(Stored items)
·····

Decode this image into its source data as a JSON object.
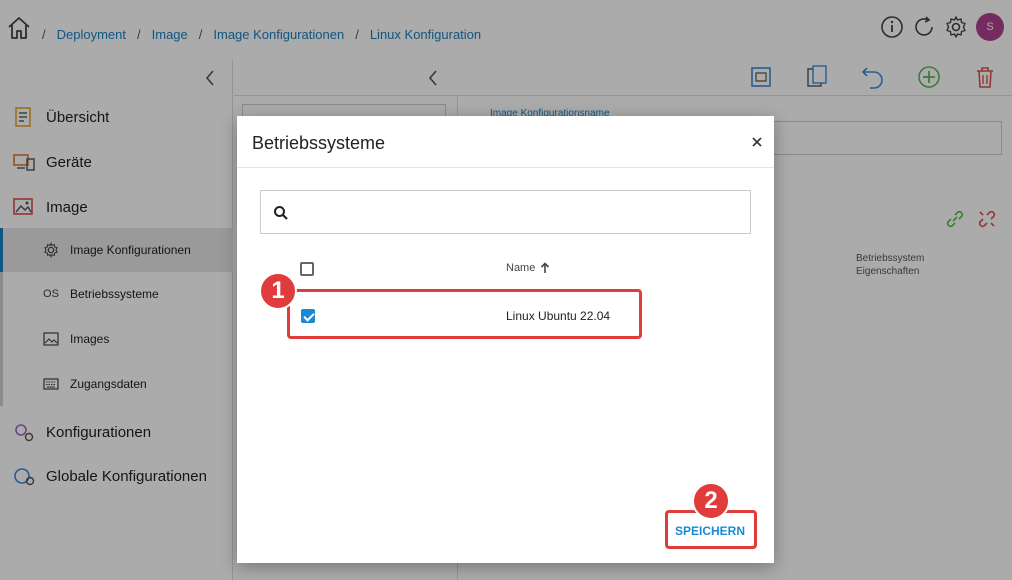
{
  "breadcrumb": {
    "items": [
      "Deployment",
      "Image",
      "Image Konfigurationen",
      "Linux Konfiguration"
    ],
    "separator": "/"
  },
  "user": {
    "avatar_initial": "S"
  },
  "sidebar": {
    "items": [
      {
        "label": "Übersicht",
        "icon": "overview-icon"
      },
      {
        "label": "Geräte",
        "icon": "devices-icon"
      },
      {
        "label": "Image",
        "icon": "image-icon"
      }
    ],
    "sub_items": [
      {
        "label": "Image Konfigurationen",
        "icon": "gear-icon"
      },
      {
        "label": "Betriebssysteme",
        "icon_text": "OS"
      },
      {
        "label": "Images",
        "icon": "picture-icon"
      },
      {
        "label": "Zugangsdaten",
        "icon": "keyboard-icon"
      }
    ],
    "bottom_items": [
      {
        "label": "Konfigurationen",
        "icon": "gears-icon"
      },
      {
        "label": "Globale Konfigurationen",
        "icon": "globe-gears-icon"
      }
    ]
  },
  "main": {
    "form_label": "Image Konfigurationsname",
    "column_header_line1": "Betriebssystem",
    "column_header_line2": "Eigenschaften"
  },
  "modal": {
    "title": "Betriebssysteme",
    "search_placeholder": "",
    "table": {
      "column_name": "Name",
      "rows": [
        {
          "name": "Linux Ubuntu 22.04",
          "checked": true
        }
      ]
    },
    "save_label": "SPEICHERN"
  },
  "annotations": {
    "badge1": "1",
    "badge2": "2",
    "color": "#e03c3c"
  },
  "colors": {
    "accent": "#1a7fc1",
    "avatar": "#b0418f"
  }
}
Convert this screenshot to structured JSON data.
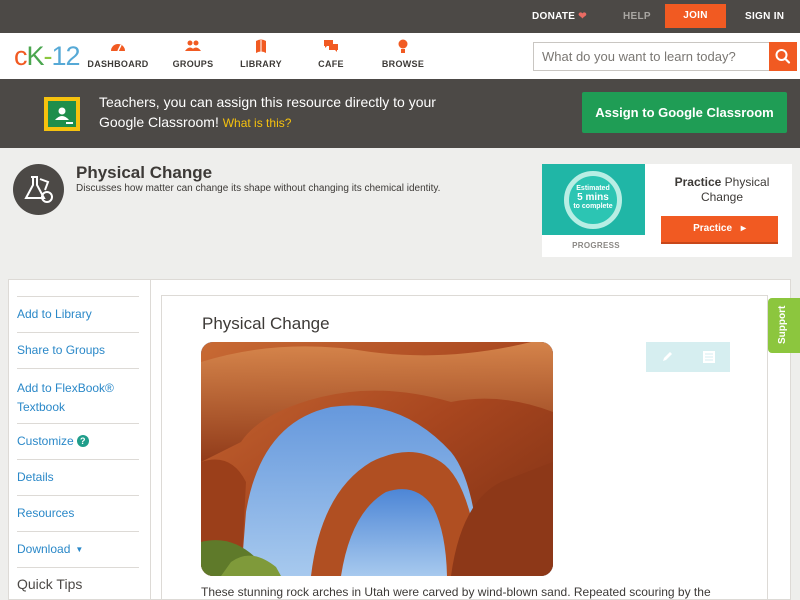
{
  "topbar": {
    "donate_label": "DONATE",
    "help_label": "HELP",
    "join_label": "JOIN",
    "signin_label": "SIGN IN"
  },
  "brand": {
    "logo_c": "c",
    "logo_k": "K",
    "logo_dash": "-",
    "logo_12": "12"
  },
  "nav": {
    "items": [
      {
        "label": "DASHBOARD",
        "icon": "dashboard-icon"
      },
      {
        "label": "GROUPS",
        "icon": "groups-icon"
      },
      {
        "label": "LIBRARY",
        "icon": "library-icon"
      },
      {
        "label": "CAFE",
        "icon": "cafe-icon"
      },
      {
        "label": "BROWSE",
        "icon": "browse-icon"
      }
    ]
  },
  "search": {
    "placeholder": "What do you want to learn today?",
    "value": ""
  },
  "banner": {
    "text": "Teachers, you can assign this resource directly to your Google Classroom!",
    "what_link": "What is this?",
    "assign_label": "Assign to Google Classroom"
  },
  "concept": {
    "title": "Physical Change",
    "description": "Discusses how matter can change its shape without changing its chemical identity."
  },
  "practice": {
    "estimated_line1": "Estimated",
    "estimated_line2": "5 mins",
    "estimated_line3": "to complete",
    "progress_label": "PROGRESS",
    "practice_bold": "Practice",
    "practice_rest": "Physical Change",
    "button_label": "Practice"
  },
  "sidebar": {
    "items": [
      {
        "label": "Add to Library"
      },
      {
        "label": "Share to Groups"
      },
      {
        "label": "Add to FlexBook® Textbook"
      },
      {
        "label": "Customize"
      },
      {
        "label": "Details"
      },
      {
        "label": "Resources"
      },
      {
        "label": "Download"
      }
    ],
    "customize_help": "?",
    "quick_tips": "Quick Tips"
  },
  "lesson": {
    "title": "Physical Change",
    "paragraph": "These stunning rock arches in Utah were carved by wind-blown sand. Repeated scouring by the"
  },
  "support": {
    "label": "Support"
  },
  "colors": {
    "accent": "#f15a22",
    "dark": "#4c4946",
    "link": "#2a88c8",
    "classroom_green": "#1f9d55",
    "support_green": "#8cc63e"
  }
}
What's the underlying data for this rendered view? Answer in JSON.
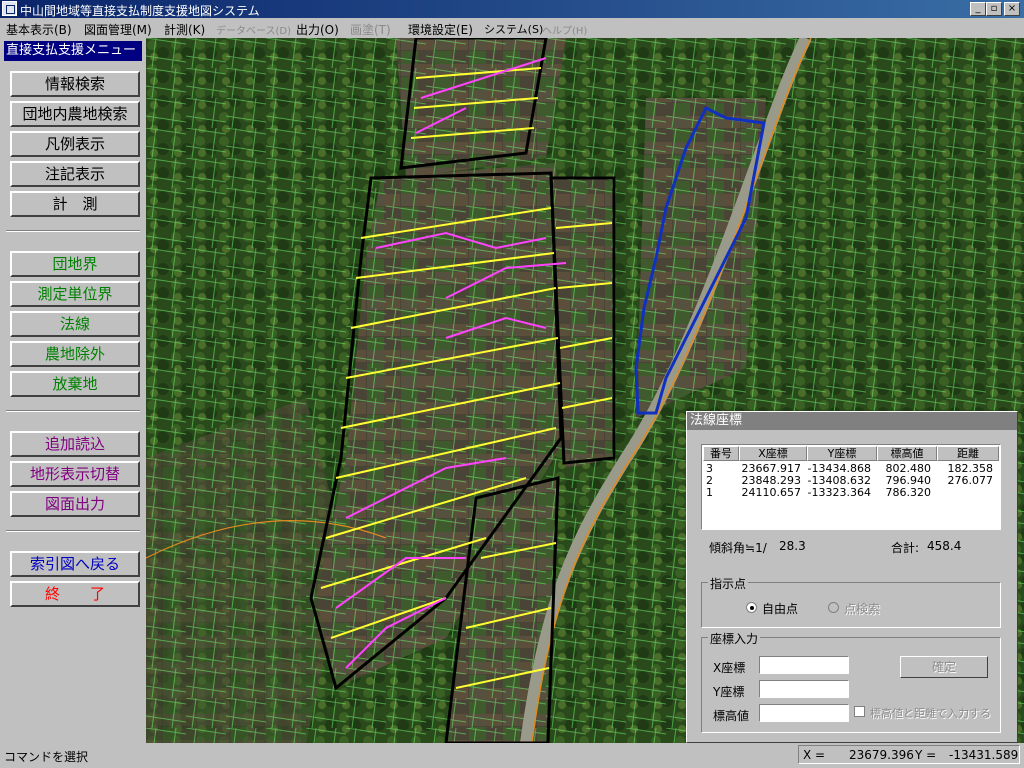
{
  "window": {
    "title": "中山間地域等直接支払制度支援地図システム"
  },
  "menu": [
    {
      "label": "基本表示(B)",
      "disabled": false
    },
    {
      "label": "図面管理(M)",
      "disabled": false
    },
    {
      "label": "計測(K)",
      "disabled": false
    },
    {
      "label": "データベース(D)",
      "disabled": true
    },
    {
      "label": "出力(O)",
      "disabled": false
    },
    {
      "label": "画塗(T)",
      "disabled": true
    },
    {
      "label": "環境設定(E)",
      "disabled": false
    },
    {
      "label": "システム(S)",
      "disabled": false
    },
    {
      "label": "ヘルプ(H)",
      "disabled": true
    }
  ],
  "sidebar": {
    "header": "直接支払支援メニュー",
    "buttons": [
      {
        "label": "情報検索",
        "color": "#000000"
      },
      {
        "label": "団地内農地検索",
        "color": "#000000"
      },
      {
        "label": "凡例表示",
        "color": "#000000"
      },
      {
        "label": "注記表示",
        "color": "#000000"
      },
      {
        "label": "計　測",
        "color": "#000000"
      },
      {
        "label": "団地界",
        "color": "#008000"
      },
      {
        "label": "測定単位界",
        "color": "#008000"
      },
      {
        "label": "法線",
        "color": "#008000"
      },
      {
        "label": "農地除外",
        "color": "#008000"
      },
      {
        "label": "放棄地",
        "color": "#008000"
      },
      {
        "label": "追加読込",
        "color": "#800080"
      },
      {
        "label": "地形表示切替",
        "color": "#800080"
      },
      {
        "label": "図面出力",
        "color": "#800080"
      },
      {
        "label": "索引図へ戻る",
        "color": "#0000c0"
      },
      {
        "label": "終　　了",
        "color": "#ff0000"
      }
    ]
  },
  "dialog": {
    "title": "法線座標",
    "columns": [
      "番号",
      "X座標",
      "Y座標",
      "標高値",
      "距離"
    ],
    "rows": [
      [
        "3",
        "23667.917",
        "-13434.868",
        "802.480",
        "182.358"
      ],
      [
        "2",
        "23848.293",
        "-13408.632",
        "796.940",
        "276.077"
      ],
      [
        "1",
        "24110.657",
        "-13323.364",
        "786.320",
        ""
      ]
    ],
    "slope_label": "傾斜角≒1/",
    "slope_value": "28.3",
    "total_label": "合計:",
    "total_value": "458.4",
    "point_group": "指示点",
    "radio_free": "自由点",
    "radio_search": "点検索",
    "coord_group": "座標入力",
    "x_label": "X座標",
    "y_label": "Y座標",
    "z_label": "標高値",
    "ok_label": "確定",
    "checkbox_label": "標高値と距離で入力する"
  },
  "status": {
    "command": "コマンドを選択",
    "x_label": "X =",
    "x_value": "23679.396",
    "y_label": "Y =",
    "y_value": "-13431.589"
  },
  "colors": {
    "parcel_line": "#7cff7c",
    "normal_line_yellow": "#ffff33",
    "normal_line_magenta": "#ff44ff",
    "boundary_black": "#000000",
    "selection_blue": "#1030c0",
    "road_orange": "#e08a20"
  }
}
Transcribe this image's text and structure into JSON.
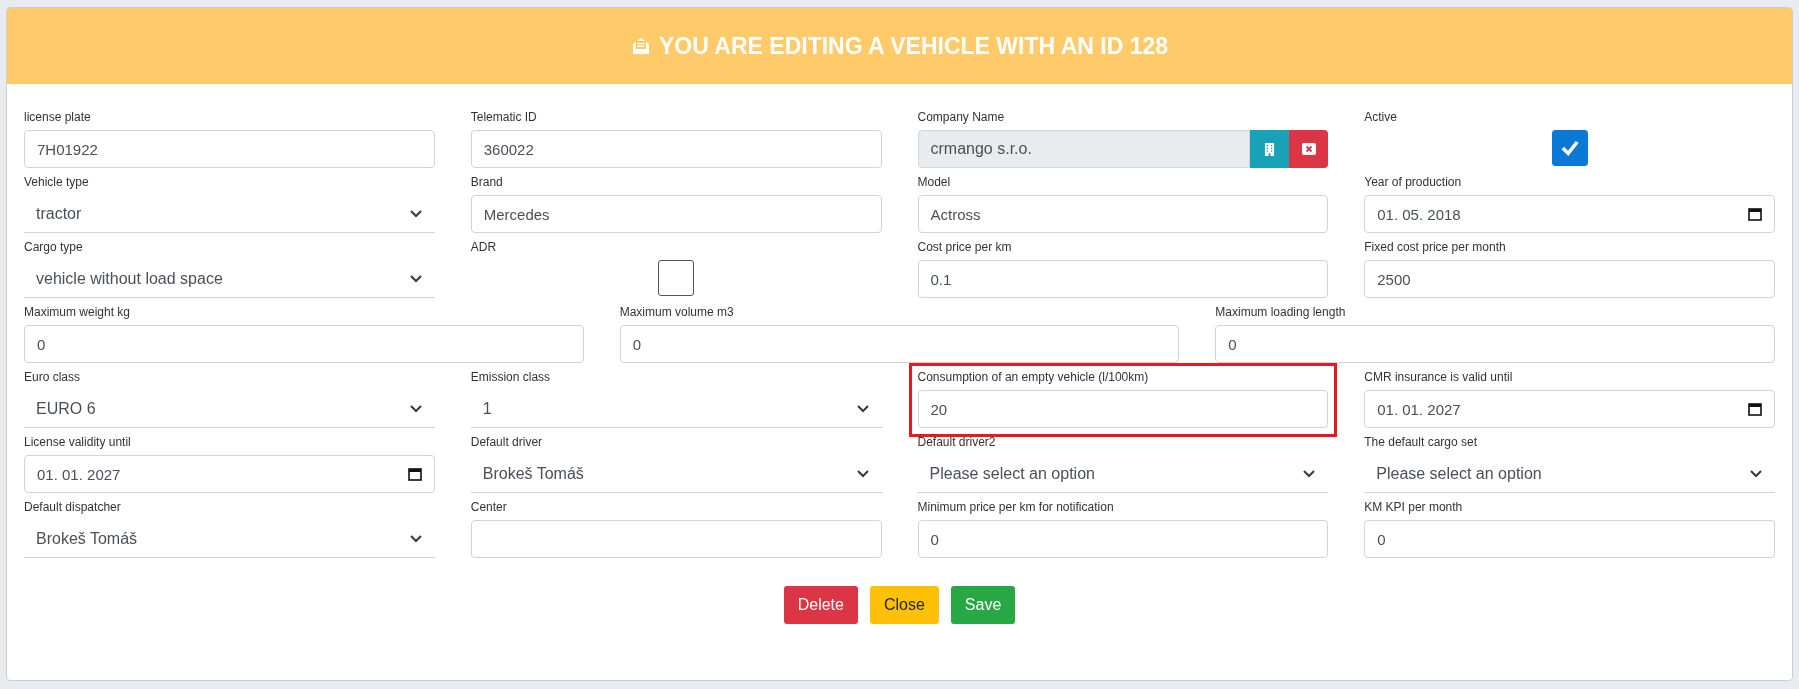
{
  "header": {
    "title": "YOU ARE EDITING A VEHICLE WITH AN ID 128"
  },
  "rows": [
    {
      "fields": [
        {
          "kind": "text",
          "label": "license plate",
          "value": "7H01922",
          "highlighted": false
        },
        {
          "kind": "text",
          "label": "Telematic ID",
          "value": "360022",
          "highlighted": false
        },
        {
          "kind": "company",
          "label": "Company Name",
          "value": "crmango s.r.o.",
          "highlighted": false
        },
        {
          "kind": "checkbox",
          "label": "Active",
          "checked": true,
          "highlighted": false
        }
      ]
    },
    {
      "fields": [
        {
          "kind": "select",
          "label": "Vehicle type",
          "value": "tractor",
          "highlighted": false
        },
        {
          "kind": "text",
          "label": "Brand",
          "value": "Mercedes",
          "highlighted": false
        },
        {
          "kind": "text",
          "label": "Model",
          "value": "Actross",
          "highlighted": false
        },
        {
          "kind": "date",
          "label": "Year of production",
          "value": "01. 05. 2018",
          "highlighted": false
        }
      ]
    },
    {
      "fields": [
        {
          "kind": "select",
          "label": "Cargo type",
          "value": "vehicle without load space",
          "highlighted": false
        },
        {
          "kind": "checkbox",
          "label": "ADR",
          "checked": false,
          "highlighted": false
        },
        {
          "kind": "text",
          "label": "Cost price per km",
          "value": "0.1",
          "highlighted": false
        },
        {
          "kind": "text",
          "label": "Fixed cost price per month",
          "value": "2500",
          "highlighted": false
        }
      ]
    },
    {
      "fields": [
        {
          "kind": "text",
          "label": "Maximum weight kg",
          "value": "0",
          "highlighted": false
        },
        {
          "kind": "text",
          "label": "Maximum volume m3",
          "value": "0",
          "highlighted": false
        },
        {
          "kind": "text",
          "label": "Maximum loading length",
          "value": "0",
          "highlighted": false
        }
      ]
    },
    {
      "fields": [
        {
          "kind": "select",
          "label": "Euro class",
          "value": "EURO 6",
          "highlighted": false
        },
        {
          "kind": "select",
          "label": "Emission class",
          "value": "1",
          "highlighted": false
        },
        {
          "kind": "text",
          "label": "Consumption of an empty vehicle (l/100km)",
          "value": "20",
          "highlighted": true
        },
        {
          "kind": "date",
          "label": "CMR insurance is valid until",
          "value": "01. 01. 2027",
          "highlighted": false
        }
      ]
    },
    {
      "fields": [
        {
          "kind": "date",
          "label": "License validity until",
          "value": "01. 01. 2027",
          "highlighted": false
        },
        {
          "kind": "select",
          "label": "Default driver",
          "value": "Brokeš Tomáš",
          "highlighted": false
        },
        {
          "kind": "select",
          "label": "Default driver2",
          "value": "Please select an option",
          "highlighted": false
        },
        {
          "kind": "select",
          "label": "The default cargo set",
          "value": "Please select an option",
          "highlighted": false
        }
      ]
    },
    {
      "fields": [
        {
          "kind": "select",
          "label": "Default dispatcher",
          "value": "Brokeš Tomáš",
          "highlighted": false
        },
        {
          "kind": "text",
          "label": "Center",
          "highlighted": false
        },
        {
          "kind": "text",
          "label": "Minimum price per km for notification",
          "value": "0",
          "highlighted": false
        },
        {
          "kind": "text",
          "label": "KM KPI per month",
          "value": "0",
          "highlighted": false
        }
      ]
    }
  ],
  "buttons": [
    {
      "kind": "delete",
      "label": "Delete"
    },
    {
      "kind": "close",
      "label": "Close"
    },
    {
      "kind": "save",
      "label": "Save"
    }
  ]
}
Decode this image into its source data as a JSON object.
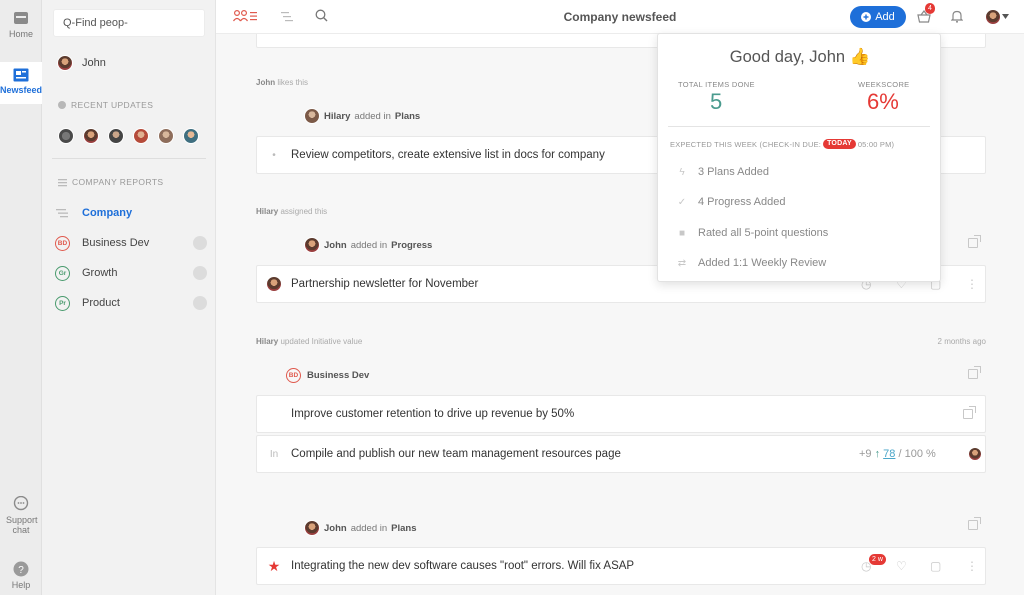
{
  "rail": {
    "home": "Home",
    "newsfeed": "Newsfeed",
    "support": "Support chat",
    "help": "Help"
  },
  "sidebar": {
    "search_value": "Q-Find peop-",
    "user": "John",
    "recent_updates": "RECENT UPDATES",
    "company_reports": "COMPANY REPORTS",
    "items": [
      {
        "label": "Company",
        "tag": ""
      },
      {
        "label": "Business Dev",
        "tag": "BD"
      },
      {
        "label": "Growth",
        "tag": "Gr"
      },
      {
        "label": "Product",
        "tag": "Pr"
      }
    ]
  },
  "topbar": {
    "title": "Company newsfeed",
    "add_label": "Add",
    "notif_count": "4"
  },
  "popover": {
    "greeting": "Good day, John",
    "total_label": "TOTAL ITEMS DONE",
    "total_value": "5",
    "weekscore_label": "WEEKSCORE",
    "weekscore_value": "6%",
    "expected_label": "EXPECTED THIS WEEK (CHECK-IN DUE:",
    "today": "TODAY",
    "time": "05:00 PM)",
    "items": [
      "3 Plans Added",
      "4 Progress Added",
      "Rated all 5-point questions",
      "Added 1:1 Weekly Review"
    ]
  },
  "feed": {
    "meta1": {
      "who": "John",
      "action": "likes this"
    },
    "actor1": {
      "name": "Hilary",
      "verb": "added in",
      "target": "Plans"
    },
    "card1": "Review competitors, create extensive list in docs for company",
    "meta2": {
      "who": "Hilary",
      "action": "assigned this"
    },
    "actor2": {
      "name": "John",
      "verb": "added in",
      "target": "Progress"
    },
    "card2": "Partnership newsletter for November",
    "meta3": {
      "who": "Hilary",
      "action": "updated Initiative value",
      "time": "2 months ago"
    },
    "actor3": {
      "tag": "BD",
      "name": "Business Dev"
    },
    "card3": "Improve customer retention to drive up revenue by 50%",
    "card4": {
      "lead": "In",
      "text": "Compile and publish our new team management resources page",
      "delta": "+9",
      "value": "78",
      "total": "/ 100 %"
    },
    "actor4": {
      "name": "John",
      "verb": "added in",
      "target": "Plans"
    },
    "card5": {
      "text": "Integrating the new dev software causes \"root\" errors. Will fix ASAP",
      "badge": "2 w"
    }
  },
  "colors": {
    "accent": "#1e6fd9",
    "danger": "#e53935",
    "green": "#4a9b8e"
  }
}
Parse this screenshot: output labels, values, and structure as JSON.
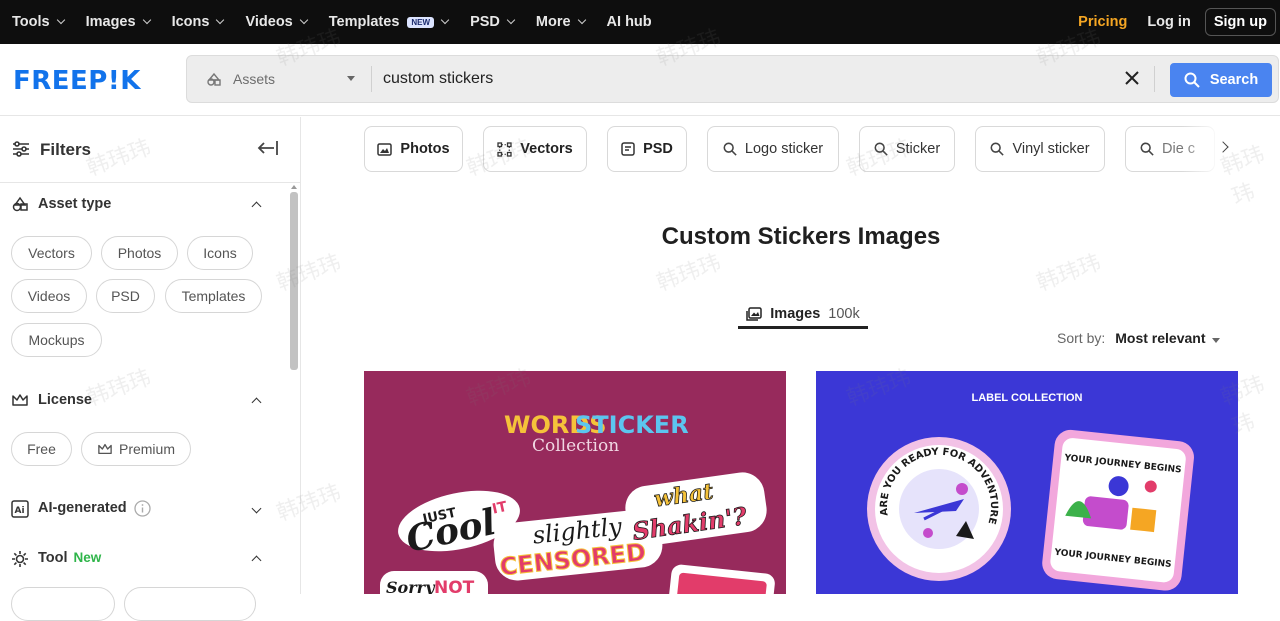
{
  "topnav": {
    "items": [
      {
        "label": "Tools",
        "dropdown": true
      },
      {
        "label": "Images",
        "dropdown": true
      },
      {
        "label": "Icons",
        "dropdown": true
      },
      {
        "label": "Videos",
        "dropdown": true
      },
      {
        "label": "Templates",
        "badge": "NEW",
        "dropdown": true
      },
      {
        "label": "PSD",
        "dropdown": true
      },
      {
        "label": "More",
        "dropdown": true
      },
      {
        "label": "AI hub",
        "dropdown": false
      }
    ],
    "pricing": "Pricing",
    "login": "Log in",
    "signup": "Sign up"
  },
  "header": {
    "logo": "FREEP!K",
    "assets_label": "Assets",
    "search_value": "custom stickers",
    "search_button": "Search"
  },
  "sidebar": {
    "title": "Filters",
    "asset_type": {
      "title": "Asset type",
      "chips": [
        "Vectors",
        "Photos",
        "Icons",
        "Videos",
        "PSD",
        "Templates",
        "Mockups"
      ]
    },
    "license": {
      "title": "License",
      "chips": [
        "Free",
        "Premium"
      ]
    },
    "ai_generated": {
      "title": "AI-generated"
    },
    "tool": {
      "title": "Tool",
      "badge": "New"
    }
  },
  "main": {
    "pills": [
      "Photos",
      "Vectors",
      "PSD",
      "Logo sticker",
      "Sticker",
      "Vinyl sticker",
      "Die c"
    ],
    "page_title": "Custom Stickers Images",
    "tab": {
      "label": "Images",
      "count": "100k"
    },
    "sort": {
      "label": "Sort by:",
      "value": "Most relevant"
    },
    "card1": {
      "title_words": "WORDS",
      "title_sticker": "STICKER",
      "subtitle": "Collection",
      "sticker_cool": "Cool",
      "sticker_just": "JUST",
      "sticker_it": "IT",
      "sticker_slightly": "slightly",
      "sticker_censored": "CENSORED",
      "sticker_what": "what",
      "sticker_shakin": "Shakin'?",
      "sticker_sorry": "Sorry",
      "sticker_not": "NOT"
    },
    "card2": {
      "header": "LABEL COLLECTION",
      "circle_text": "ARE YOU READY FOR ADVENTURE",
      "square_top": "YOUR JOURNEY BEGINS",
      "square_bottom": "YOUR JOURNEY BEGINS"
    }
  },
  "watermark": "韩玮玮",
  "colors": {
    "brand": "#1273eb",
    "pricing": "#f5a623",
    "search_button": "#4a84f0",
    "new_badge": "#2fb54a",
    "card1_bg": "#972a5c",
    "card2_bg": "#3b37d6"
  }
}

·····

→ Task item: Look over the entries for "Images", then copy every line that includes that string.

→ Expected answer:
        "label": "Images",
        "label": "Images",
    "page_title": "Custom Stickers Images",
      "label": "Images",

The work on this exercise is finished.